Karat noted that at present the assessment of political parties’ expenditure during elections is kept outside that of candidates. As a result, the ruling party, in particular, has a huge advantage because it has funds at its disposal and it can spend any amount, she said. “For example, television advertisements, newspaper advertisements, the use of helicopters, huge trucking in of thousands of people to huge rallies. None of these is accounted as part of the expenditure of candidates, and we believe this is a major source of dishonesty,” Karat said.
Such expenses should be included in the expenditure of candidates, she said, adding that there must also be a ceiling on the expenditure of political parties in elections. After rolling out the Goods and Services Tax (GST), the government will take up “cleansing” of political funding as its top priority, Finance Minister Arun Jaitley had said yesterday. Karat said that while it’s absolutely essential to clean up political funding, Jaitley’s statement is actually a “reflection of political dishonesty of this government”.
“On the one hand, it (the government) talks about cleaning up political funding and on the other, it starts a completely non-transparent mechanism of electoral bonds (as a form of making donations to political parties instead of cash) in which the name of corporate donor is kept secret,” she said. “Secondly, it (the government) also removed 7.5 per cent ceiling which was there as part of the profit of donations by the corporate India. “So, both these make it very clear that the government and the ruling party are looking to protect their own sources of funds which are from corporates, and they want to make it easier to ensure this can happen without revealing quid-pro- quo in money and policy,” Karat alleged.
She said it’s a “dichotomic situation” as, on one hand, “all big money is going to be done through electoral bonds and name need not be disclosed, but for funds even below Rs 2,000… (name of donor is to be revealed). Absolutely ridiculous and absurd position to take.” “We are totally against it,” Karat said when asked if political parties should be brought under the ambit of Right to Information (RTI). As far as accounting and funds are concerned, her party is fully in favour of utmost transparency.
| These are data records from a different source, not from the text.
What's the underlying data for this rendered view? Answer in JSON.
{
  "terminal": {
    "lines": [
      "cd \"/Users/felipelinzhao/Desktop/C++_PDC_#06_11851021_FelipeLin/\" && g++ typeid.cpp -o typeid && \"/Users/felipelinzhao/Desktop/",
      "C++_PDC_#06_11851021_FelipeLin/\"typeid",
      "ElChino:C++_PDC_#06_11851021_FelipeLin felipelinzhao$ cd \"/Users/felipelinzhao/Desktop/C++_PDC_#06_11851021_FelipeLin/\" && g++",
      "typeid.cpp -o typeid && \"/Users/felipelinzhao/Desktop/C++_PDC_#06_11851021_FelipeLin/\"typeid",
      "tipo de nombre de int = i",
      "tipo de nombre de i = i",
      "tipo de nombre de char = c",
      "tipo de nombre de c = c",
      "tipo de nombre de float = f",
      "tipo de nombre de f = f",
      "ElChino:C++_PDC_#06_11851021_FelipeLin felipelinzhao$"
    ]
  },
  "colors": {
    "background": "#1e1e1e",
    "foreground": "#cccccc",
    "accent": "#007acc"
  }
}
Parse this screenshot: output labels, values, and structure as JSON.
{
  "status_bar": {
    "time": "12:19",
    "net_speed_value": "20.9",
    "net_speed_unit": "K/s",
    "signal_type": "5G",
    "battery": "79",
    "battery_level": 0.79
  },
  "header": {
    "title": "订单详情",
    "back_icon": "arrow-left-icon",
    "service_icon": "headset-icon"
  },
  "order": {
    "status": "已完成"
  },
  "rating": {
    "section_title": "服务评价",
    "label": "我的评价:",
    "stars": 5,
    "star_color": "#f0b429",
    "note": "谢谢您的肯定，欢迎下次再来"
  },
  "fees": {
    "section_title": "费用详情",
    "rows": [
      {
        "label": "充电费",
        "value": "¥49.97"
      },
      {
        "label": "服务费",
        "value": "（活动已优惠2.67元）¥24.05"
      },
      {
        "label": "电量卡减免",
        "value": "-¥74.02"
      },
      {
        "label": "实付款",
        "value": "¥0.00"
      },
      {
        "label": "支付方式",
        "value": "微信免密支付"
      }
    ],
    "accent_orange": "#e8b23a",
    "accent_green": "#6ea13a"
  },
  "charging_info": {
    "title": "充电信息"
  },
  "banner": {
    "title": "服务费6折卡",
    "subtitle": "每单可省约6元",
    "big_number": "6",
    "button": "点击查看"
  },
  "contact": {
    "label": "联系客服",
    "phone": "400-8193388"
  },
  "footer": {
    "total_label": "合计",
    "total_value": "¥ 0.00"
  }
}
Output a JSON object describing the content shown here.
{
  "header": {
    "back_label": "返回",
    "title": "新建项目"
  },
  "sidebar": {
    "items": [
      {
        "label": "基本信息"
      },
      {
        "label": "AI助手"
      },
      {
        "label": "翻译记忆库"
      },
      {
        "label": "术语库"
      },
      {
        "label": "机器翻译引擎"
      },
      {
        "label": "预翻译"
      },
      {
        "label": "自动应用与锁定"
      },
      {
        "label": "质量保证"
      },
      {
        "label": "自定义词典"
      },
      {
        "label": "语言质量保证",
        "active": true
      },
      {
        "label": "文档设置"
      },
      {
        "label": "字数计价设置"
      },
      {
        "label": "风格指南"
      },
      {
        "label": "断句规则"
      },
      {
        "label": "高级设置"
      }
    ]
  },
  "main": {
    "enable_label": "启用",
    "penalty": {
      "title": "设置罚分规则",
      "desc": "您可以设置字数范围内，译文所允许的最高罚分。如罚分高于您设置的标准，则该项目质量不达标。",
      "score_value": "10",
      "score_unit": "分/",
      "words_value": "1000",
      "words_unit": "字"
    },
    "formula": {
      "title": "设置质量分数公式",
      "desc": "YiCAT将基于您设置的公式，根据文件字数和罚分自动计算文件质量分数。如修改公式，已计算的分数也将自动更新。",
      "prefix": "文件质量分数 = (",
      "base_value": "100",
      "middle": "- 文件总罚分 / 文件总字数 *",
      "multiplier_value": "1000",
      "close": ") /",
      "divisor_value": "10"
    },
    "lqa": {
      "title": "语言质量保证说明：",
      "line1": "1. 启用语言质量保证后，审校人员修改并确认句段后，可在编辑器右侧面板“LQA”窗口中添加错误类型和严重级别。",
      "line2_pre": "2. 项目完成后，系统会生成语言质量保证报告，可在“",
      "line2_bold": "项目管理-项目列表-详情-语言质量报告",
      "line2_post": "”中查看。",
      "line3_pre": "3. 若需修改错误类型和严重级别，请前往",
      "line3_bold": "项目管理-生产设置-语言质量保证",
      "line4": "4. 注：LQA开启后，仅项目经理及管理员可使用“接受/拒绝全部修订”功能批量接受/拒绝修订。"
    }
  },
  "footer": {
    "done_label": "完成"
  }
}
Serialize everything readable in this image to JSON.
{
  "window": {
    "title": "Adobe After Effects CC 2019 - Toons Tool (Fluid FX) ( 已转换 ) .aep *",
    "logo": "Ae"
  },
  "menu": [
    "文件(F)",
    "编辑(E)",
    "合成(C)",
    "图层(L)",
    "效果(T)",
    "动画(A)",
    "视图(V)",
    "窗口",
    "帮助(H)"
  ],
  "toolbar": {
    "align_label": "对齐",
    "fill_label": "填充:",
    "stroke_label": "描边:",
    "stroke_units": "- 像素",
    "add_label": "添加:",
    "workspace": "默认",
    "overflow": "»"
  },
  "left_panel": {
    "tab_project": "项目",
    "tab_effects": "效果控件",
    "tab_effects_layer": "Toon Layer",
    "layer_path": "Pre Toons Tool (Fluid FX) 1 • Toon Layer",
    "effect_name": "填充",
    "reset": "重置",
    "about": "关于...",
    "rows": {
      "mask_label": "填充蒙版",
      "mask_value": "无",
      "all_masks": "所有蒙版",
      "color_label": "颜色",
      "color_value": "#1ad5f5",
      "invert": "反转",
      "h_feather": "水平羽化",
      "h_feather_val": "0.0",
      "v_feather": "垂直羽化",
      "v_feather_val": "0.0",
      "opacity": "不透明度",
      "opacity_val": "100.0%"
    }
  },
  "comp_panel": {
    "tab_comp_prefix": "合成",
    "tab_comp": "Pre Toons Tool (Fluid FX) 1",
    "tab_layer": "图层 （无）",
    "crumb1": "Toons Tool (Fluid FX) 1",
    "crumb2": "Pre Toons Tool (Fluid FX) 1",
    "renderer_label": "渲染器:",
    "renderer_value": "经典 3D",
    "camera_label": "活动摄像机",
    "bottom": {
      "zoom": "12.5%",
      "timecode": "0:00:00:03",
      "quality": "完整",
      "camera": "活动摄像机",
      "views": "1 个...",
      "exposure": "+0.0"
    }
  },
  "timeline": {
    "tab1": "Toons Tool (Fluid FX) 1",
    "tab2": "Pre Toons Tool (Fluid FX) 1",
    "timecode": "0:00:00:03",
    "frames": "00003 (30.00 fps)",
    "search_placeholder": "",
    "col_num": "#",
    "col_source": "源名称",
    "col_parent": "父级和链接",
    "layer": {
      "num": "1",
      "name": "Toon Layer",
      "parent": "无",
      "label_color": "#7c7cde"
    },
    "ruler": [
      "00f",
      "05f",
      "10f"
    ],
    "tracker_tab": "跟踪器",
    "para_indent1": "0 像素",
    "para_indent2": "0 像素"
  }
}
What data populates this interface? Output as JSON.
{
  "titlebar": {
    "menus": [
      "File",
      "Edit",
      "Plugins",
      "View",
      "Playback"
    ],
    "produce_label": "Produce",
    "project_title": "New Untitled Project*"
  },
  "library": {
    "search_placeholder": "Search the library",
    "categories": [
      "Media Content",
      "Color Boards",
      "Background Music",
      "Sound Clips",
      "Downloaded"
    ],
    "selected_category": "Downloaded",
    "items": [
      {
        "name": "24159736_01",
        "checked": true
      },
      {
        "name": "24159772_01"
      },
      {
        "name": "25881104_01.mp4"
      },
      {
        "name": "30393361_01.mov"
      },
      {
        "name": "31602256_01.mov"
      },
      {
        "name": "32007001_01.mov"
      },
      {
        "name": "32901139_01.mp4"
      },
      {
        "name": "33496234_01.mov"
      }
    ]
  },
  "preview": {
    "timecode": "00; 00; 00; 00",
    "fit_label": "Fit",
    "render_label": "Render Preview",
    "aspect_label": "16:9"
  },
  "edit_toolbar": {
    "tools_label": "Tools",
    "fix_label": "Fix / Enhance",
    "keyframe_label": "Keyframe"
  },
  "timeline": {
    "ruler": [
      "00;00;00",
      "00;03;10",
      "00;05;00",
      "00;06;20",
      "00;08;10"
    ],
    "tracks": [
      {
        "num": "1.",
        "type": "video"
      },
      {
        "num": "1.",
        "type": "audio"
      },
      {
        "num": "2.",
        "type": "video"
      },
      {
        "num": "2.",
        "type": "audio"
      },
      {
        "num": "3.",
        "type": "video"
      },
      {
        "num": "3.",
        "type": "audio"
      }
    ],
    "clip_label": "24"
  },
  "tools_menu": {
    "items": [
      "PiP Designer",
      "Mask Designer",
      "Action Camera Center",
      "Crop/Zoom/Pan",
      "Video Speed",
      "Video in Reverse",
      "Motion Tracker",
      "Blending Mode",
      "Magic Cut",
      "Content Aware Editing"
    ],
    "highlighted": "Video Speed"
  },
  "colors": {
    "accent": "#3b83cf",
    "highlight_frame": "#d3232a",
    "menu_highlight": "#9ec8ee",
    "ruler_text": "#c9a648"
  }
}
“But asking political parties, under RTI, allowing questions as far as our own internal discussions are concerned, are completely wrong. And it is a direct attack on democracy,” Karat said. According to her, allowing questions under RTI on internal discussions of political parties and how they arrived at decisions amount to spying. “It’s nothing but spying into our internal affairs. How can anybody ask how we have reached a decision and why we took the decision, and who took what position within our own meeting, it’s completely wrong. It will give an instrument to ruling party,” Karat said.